Learn At Hadar
Chicago Yom Iyyun 2019
Yom Iyyun with Rochelle Zell Jewish High School with Rabbis Shai Held and Avi Strausberg March 17, 2019 1:00-4:00 pm
Please note that we cannot accept walk-in participants. Please register in advance. Registration costs $5.


Jewish ethics focuses not just on what we do, but on who we are. Character traits are essential to living a moral and holy life. Join us as we explore such questions as: What kind of human beings are we asked to be? What is the relationship between right actions and right intentions? Why is law necessary, but not sufficient to Judaism’s vision of a religious life? Should we assess our leaders primarily by their accomplishments or their character?

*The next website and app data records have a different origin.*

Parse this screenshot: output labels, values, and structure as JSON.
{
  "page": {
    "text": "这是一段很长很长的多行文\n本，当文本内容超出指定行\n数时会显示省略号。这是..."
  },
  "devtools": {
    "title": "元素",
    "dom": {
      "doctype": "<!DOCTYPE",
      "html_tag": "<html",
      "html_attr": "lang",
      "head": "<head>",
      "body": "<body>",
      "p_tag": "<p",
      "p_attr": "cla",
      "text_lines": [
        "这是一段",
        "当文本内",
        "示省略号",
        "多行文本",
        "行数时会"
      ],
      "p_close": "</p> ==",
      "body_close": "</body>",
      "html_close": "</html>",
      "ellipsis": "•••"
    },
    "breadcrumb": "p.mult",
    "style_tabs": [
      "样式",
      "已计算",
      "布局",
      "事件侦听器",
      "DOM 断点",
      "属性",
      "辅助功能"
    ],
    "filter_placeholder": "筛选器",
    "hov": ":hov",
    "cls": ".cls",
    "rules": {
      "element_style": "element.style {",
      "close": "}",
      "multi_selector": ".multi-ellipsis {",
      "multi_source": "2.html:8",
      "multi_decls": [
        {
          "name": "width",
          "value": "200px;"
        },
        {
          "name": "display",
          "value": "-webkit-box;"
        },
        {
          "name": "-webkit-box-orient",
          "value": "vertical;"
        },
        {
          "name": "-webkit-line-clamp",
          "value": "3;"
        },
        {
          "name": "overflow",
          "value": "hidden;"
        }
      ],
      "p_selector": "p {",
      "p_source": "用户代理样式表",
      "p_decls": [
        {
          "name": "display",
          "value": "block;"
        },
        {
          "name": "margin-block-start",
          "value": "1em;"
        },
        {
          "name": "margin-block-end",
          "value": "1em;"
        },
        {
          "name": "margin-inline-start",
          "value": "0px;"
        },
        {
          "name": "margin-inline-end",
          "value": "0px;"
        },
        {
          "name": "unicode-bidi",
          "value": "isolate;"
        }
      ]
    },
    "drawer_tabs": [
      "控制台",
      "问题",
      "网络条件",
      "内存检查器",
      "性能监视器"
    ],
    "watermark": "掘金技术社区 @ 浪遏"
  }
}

Schedule for the Day: 

Student D'var Torah by Sophie Kaufman

Plenary with Rabbi Shai Held, "Because We Have To Or Because We Want To?"

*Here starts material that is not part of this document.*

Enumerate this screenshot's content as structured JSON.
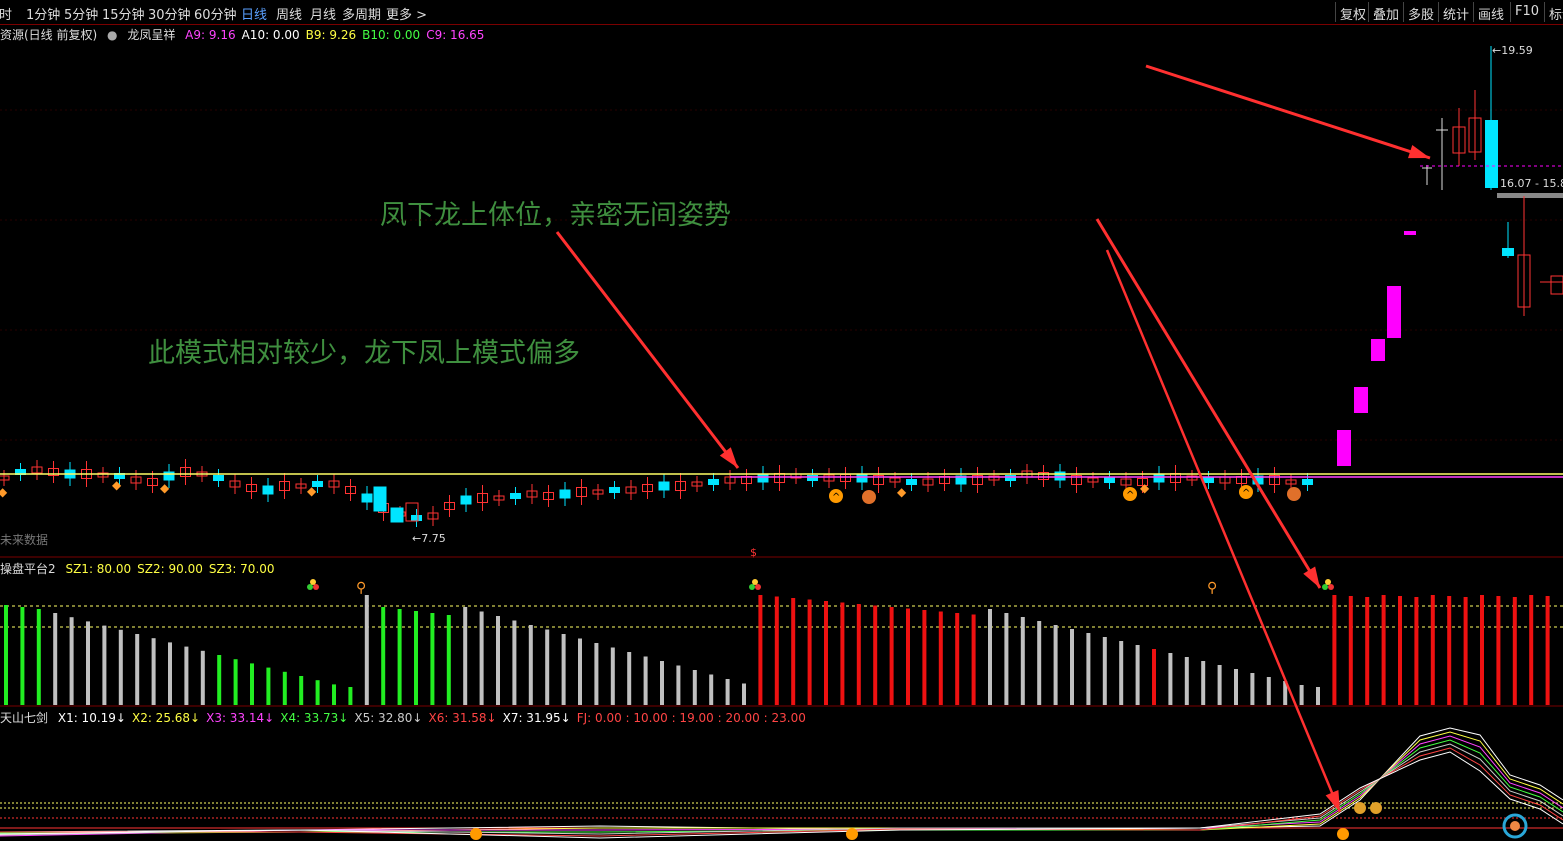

Does Judaism care only about what we do, or also about who we are? In other words, what is the place of virtue ethics in Judaism? Does Halakhah exhaust our obligations as Jews? How does a commitment to worshiping a universal God of creation affect our understanding of ethics? (Why) Does Halakhah sometimes seem to permit less-than-ideal ethical behavior? What is the ideal motivation when we engage in interpersonal mitzvot (bein adam lehaveiro)—should we care for people because we have to, or because we have taught ourselves to want to?

Breakout sessions 

Rabbi Shai Held, "Is Self Love A Virtue Or A Vice?" 

For some thinkers, self-love is a crucial and fundamental virtue, without which we cannot really love others; for other thinkers, self-love is an insidious vice which leads to selfishness and immorality.  What this likely means is that the right question is not whether self-love is a virtue or a vice but rather what kind of self-love is a virtue and what kind a vice? In this session, we turn to Biblical and (especially) Rabbinic tradition for a series of radical and deeply surprising answers.

Rabbi Avi Strausberg, "The Art of Selective Hearing: Take the Best and Leave the Rest?"

From whom, can we learn?  Can we read books, appreciate art, sing songs created by deeply flawed individuals?  Can we vote and elect people into to office who may be able to execute the functions of the office but whose personal morality we find repugnant?  In this session, we'll look to the story of Rabbi Meir and Aher, asking the question the rabbis asked, how did Rabbi Meir learn Torah from Aher and what does it mean to learn Torah from one who is like an angel?

Student D'var Torah by Shai Sklar

Closing D'var Torah with Rabbi Avi Strausberg, "How to Walk Humbly While Holding Your Head High: Lesson from Parshat Tzav"